XML documents are made up of storage units called entities, which contain either parsed or unparsed data.
Parsed data is made up of characters, some of which form character data, and some of which form markup.
XML has been designed for ease of implementation and for interoperability with both SGML and HTML.
This section describes the status of this document at the time of its publication. A list of current W3C publications and the latest revision of this technical report can be found in the W3C technical reports index at
characters with both precomposed and base diacritic forms) match only if they have the same representation in both strings. (Of strings and rules in the grammar:) A string matches a grammatical production if it belongs to the language generated by that production.

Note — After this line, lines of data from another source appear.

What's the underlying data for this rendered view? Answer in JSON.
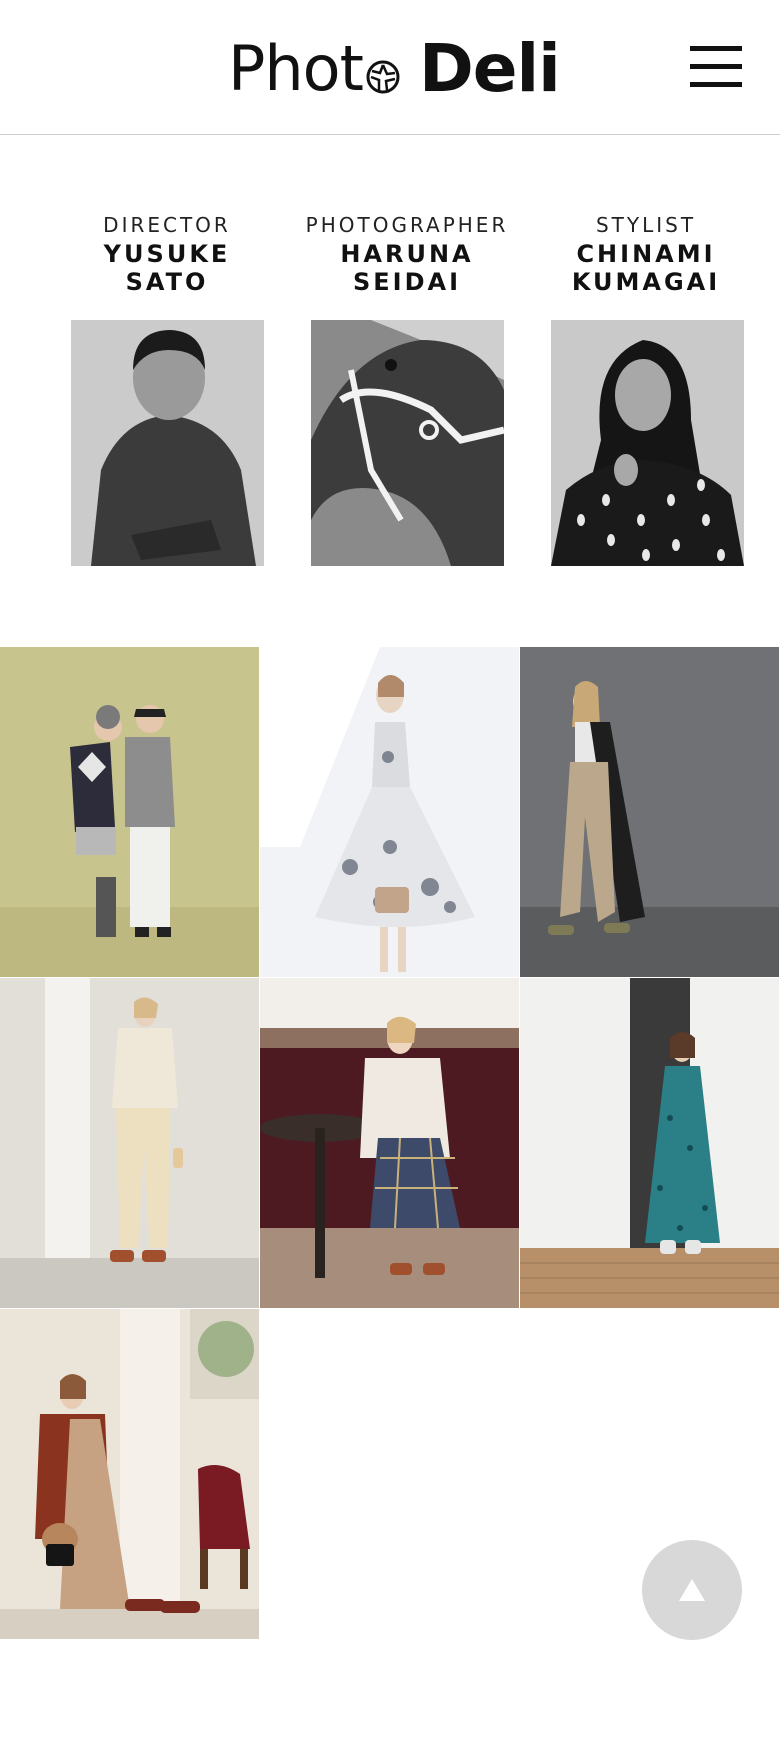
{
  "header": {
    "logo_photo": "Phot",
    "logo_deli": "Deli",
    "menu_icon": "hamburger-menu-icon"
  },
  "credits": [
    {
      "role": "DIRECTOR",
      "name_lines": [
        "YUSUKE SATO"
      ]
    },
    {
      "role": "PHOTOGRAPHER",
      "name_lines": [
        "HARUNA",
        "SEIDAI"
      ]
    },
    {
      "role": "STYLIST",
      "name_lines": [
        "CHINAMI",
        "KUMAGAI"
      ]
    }
  ],
  "scroll_top_icon": "up-triangle-icon",
  "colors": {
    "text": "#111111",
    "divider": "#cfcfcf",
    "scroll_button": "#d8d8d8"
  }
}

(Of content and content models:) An element matches its declaration when it conforms in the fashion described in the constraint [VC: Element Valid].] [Definition: Marks a sentence describing a non-binding recommendation included to increase the chances that XML documents can be processed by the existing installed base of SGML processors which predate the Web SGML Adaptations Annex to ISO 8879.] [Definition: A data object is an XML document if it is well-formed, as defined in this specification.